That’s the beauty of the new power trend from the OEs: these vehicles can fit four people, women can drive them, they are quiet in town and are good for getting groceries. Then when the weekend hits, they can be brought to a car club event and really shine, Browning said.
“It’s not only in the U.S. that we are seeing these type of vehicles,” Browning points out. “Now from Europe we are getting BMWs, Audi and Mercedes with V8 engines. We are entering a golden age of muscle cars, much like in 1968 and 1970 here in the U.S.”
The big difference is these late models handle well, are quiet, get good gas mileage and are reliable, Browning notes. To capitalize on this trend, Corsa has released a specific exhaust package for the Shelby Mustang GT 500 and a new DB line of exhaust for owners of classic muscle cars that eliminates the “drone” common of the era while preserving performance.
David South of Squires Turbo Systems agrees with many of the points raised by Hamburger and Browning, but is also seeing a byproduct of Detroit’s recent muscle power binge: a resurgence in the true muscle cars of yore, the 60s and 70s street beasts known for going really, really fast in a (sort of) straight line. Squires Turbo Systems stands ready to serve with bolt-on turbo kits that do not require extensive engine rebuilds.
“The new Camaro has been great for us,” South said. “Now it seems everyone is looking for the original, and then looking to the aftermarket to boost the power through the roof.”
And, that power boosting is a truism that carries through the muscle line, whether original or late model.
“The guy who goes out and buys a 2006 Mustang is getting a car that is hot out of the box, but that still isn’t going to prevent him from turning to the aftermarket,” South said. “Automotive enthusiasts have one thing in common, the desire to make improvements to whatever car they are driving.”
An example of that is the new Corvette, C6 Z06, a ground-pounder that should be powerful enough to satisfy even the most power-thirsty person who comes up with a spare 60-large to drive away with one. Just guess though, what the hottest product for Squires Turbo Systems is these days: the C6 Z06 Twin Turbo Kit.

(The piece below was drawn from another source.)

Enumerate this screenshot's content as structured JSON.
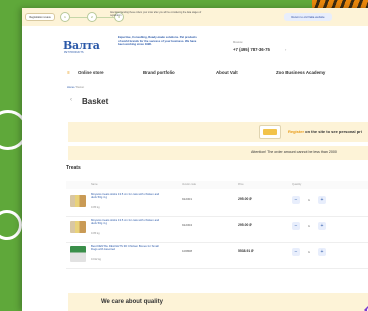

“The C6 is the epitome of a car anyone should be happy with, but when it comes to power, there never seems to be enough.”
When South looks to the future, he predicts the next “muscle car” might just be powered by a hybrid engine, or running E85.
“The biggest challenge we see at Squires Turbo Systems is to continue to be innovative enough to work with the next generation of vehicles customers will bring to us,” South said. “It’s going to happen that performance vehicles will be running hybrid engines. I mean, look at the SUV market, no one ever thought an SUV buyer would be interested in hybrid technology, but the Ford Escape has taken off, and GM is offering it across their SUV line in 2008. Why? Because customers are asking for it, and we in the aftermarket had better be ready to work with these leaner and cleaner engines.”
But Pedders’ Basica doesn’t foresee this greening of the performance aftermarket happening anytime soon.
“A well-equipped Hemi Charger retails for about $40,000. The buyer is paying a premium for performance. They pay a premium for tires. They pay a premium for synthetic oil changes. The cars are so efficient that fuel economy is pretty good. Every market has limits, and $5-a-gallon is our guesstimate of a real break point for the muscle car buyer. The other is insurance. We don’t expect either to put a wet blanket on sales in 2008.”